How we cite our quotes:
[Falling on his knees] I stink! Oh, how I stink! I am a mass of rottenness. See how the flies are teeming round me, like carrion crows… That's right, my harpies; sting and gouge and scavenge me; bore through my flesh to my black heart. I have sinned a thousand times, I stink of ordure, and I reek to heaven. (2.1.28)
It's important to note that the citizens of Argos want the flies – their punishment is self-imposed. This man also willingly dehumanizes himself by referring to his flesh as "carrion."
What are you, Electra, but the last survivor of an accursed race? (2.1.68)
The King tries to control Electra through the idea of "destiny." As far as an existentialist is concerned, there is no such thing as destiny. Electra might have messy family history, but she can choose how this history is going to affect her. As Sartre writes, she alone has the power to interpret her facticity (more on that in "Character Analysis").
In Greece there are cities where men live happily. White, contented cities, basking like lizards in the sun. At this very moment, under this same sky, children are playing in the streets of Corinth. (2.1.77)

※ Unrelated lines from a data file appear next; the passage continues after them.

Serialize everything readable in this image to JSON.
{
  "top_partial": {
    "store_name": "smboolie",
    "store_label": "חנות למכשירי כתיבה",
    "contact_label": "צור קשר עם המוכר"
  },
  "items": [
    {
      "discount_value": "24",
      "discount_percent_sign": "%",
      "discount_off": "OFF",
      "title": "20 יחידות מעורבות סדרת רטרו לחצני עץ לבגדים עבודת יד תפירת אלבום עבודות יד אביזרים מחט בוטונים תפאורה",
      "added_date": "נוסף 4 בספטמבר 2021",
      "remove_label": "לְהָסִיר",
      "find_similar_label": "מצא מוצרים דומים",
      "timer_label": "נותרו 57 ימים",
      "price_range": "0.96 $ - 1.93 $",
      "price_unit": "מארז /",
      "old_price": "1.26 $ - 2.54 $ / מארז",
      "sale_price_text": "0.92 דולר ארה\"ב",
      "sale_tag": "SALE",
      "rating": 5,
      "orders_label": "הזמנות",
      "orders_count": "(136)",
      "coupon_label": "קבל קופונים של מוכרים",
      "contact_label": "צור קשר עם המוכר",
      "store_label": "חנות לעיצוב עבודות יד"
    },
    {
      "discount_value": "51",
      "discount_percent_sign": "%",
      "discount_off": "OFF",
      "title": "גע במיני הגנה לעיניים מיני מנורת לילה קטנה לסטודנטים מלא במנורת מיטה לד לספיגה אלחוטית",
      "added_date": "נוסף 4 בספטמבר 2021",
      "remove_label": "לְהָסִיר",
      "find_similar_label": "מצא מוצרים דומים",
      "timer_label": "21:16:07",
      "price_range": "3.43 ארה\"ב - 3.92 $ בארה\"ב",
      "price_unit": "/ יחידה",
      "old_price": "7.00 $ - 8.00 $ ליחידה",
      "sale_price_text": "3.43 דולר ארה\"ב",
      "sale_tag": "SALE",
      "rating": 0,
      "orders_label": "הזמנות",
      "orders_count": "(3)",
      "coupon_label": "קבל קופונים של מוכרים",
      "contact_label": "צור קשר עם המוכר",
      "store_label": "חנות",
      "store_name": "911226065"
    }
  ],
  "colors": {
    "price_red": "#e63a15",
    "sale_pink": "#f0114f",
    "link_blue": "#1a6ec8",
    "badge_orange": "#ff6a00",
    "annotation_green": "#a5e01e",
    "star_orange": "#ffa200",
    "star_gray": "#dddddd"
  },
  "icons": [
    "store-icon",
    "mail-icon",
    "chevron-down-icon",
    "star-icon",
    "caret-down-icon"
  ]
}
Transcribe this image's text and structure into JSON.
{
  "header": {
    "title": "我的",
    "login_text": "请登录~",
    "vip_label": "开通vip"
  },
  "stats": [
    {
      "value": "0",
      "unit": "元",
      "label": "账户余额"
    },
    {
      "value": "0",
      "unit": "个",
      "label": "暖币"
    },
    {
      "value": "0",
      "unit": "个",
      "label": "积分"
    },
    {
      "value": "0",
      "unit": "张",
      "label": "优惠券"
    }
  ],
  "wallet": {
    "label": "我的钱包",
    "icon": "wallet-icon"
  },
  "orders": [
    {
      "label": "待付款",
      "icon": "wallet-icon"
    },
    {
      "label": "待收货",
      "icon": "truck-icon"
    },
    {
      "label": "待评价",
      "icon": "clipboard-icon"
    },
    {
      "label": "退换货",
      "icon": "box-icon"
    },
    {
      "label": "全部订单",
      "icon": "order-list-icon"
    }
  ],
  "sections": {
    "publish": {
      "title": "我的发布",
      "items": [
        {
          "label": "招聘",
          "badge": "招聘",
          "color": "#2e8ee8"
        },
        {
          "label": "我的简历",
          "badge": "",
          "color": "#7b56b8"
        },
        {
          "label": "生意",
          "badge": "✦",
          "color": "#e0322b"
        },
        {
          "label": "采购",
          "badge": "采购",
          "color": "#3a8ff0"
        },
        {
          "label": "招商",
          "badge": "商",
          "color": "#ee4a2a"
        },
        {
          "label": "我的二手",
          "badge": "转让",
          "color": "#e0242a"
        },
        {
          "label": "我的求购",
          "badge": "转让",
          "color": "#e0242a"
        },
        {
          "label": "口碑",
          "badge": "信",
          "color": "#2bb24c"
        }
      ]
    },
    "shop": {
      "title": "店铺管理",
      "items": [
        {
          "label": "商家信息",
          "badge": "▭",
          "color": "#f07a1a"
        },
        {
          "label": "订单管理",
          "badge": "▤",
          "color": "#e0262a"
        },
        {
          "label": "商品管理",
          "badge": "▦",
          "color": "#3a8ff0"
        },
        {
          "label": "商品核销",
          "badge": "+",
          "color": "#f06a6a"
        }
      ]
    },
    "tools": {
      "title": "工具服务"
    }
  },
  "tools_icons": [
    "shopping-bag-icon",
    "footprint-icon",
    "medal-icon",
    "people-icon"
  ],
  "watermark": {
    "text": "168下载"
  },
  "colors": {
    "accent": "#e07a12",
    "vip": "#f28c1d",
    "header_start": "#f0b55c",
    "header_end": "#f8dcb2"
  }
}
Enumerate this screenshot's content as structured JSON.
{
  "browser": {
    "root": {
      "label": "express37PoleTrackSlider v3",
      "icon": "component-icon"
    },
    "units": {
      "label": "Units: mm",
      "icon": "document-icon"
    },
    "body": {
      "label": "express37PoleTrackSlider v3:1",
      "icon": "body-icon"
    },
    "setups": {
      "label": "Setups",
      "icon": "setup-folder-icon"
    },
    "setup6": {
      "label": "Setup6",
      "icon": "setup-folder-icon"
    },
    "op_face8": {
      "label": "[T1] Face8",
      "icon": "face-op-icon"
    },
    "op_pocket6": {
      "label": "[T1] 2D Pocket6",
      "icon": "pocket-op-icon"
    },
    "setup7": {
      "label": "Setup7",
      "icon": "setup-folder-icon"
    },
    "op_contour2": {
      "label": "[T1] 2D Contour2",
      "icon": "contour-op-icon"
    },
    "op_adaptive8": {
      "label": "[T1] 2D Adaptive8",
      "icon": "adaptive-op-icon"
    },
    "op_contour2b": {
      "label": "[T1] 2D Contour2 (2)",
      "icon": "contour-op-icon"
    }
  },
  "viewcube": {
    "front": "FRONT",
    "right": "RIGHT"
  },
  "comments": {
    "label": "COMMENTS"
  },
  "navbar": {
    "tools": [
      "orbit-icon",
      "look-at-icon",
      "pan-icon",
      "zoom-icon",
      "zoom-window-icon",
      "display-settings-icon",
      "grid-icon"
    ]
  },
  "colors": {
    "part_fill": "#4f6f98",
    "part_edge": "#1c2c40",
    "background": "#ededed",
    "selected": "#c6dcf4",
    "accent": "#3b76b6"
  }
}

Notice how the sun is interpreted differently at different moments in the play. It's up to each person to decide the meaning of elements in nature.